Yorkshire Times
Voice of the North
6:22 AM 3rd May 2020

Stress-busting Wildlife Photography

For many people confined to their homes, the uncertainty and isolation surrounding the COVID-19 crisis can become somewhat overwhelming.

However, wildlife is widely recognised as an age-old remedy for stress and anxiety relief, but how do we tap into its benefits from the comfort of our own homes?

A study in the Netherlands in 2015 found that having students look at pictures of nature helped reduce their stress reaction during a stress test, versus pictures of buildings.

Simply looking at photographs of nature and wildlife for a few short minutes can have a calming effect on the brain.

Here are a few wildlife images from across the world and the stories behind them:

Endemic Bird Species of the Dominican Republic
The broad-billed tody (top) and the palmchat, the national bird (above). Photo credit: Guillermo J. Ricart

Being part of an oceanic archipelago, the Dominican Republic has an abundance of endemic and regional endemic bird species. Hispaniola, the island on which the Dominican Republic is found, benefits from extremely varied geography and habitats, from lowland swamps and rainforest, to broad savannahs, to arid deserts, to montane rainforest, to highland pine forests. Featured above are the colourful broad-billed tody and the country’s national bird, the palmchat or cigua palmera in Spanish. The Dominican Republic offers keen birders an unparalleled experience as a variety of species, found nowhere else on the planet, are waiting perched on any given branch across the island nation. For more photography of endemic bird species, visit

Pyrenean wildlife in Andorra
Pyrenean brown bear. Photo credit:Andorra Turisme,
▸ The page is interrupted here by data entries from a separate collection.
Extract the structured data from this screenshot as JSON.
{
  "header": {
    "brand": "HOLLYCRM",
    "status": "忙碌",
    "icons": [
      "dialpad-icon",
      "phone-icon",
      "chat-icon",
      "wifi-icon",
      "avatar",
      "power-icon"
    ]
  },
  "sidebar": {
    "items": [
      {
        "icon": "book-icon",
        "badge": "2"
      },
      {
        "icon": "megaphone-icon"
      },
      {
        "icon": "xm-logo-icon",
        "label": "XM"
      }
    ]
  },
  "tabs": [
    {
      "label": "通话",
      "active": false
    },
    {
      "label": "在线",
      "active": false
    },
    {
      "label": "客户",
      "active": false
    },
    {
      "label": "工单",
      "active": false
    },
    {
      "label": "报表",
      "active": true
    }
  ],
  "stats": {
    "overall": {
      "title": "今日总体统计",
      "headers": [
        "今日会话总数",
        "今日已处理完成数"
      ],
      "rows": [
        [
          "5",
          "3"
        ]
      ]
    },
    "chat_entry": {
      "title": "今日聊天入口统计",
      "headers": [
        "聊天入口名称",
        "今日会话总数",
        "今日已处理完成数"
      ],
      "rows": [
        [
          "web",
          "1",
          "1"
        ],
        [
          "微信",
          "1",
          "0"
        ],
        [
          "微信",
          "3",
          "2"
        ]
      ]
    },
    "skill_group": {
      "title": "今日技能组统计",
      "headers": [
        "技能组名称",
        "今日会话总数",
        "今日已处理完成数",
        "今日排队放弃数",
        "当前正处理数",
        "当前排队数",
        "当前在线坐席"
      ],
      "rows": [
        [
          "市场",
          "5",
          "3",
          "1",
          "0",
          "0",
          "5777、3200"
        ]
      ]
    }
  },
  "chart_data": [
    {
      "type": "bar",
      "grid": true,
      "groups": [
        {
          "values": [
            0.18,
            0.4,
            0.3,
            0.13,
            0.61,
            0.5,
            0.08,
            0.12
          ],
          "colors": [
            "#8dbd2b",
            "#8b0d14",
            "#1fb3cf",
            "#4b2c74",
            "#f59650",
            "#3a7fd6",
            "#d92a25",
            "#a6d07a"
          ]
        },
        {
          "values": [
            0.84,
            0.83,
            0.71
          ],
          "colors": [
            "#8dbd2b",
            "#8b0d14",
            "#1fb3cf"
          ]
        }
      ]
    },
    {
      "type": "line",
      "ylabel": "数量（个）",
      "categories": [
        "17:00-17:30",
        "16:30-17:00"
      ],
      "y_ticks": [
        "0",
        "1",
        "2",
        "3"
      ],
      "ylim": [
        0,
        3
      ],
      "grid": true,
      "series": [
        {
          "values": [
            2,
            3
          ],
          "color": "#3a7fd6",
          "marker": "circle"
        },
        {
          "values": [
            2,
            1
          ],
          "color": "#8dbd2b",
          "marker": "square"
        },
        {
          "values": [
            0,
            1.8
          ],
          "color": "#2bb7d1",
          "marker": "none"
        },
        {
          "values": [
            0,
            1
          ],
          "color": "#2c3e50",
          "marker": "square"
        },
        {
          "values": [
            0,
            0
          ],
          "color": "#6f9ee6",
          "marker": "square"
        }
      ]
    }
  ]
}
Andorra, also known as the ‘Country of the Pyrenees’, is nestled between France and Spain and surrounded by a mountainous Pyrenean landscape. With 65 peaks over 2,000m high, the country is characterised by rugged scenery, mountain lakes, steep valleys, and sub-Mediterranean climate. Andorra’s geography means it has an abundance of wildlife typical of alpine and sub-alpine regions. Native species include an isolated population of Pyrenean brown bear which still roam the mountains between France, Spain and Andorra as well as numerous wild Mérens horses. The above photo of the brown bear was taken at Andorra’s Naturlandia (, an animal park dedicated to creating a natural habitat for the native species of Andorra in an environment safe for visitors to observe them. The park also allows for observation of wolves, boreal lynx, marmots and a large quantity of herbivores.

The Sea Turtle Nesting Grounds of Riviera Nayarit
Olive Ridley sea turtle nestlings on their journey to the sea. Photo credit:Riviera Nayarit CVB

Four protected species of sea turtle use the coast of Mexico’s Riviera Nayarit as a nesting site including leatherback turtles, Olive Ridley turtles, hawksbill turtles, and green turtles. Pictured above, the Olive Ridley nesting season begins in June and ends in November. Indigenous to Nayarit, the Olive Ridley is one of the smallest species of sea turtle and is named for the olive colour of its heart-shaped shell. During the summer and autumn months, travellers can visit Grupo Ecológico de la Costa Verde’s marine turtle nursery, where turtle hatchlings are released every Wednesday evening. Here visitors learn about the world of sea turtles and their conservation and can even volunteer with the organisation for a minimum of two months to aid with hatching and releasing the endangered sea turtles.

Guyana’s Giant River Otters
Macushi boy with giant otter. Photo credit ©PeteOxford

Guyana is often dubbed ‘The Land of Giants’ as it is home to all of South America’s largest fauna species including one of its most characterful, the giant river otter. Reaching up to 1.7 metres (5.6ft), giant otters are a social species and are one of the chirpiest found in Guyana often playing and calling to each other during their active daylight hours. Guyana’s river system is the lifeblood of the dense Amazon rainforest and also where you will find giant otters in their natural habitat. Karanambu Ranch welcomes visitors to discover its leading centre for the rehabilitation of injured and orphaned giant river otters. The eco-lodge has attained worldwide recognition for its conversation work and wild otters are frequently seen here on the verdant banks of the Rupununi River.

Sea Birds of the Channel Islands
A puffin on the islet of Burhou. Photo credit: VisitGuernsey.

Alderney, the third largest and most northerly of the Channel Islands, has one of the most unique coastlines of any British island. It is crammed with seabirds swirling through the Atlantic air and diving beneath the waves of the English Channel. On a coastal walk of Alderney’s shores, visitors are likely to see the large colony of storm petrels that call the island home as well as more than 2% of the world’s largest Northern Gannet population nesting just offshore. However, the real star of the show is Alderney’s puffin population. Adored by so many, this charming bird arrives on Burhou (a tiny islet 2 miles northwest of Alderney) in late March and leaves in early August, coming here only to rear their young. Alderney is located eight miles off the Normandy coast and just a 15-minute flight from Guernsey.